Wednesday, May 12, 2010

Every spore is sacred, every spore is good ...

When I was reading about mushrooms recently I learned about spore printing, whereby you place an opened mushroom, gills down, onto a piece of paper. Over the course of about 24 hours, enough spores fall out of the mushroom to create a print. Then, if you really know your spores, you can examine them to identify the precise parent mushroom species.

I imagined that the spores would be hard to see. Not so!

We picked our latest mushroom from the garden yesterday. I placed it on a piece of paper towel to catch the spores, and 24 hours later, I had my very first mushroom spore print:

These spores will be buried in some nice moist compost and kept in a gloomy place, to see if we can get some casings growing, and, in due course, more mushies. Fingers crossed!

Reading about growing mushrooms from spores on the internet, I'm left with the distinct impression that it's practically impossible to do, without a laboratory full of experts. We shall see. It certainly makes one wonder where the mushrooms in the backyard came from.

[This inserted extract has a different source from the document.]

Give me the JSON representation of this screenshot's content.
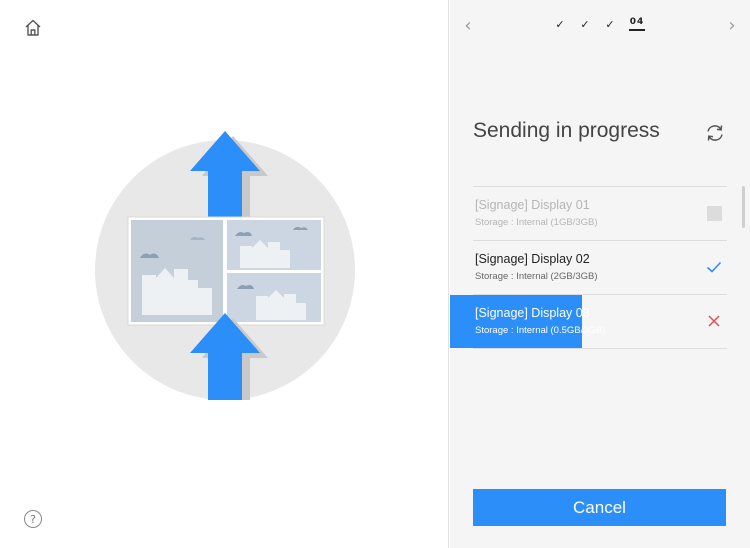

Goodness only knows how nature ever coped before men in lab coats with sterile glassware arrived on the scene!


The title of my post was, of course, inspired by Monty Python:



  1. Now I understand about the oil spill in the Gulf being an act of god - it's because of heretics like you and me who have been wasting gallons of the stuff!

  2. I find mushrooms to be quite mysterious and enticing. "Stuff" happens under the ground ... then mushrooms grow up. Far more complex than just planting a seed and watching it come up (as cool and amazing as that is!).

    This thing of "you can only do it with complex expensive equipment" is just one more example of how our society always tries to tell us that more complexity (not less) is the answer to all of our problems.

  3. Have you read Paul Stamets' books on mushrooms? He has a fascinating vision.
    about Monthy Python: I had forgotten about that one!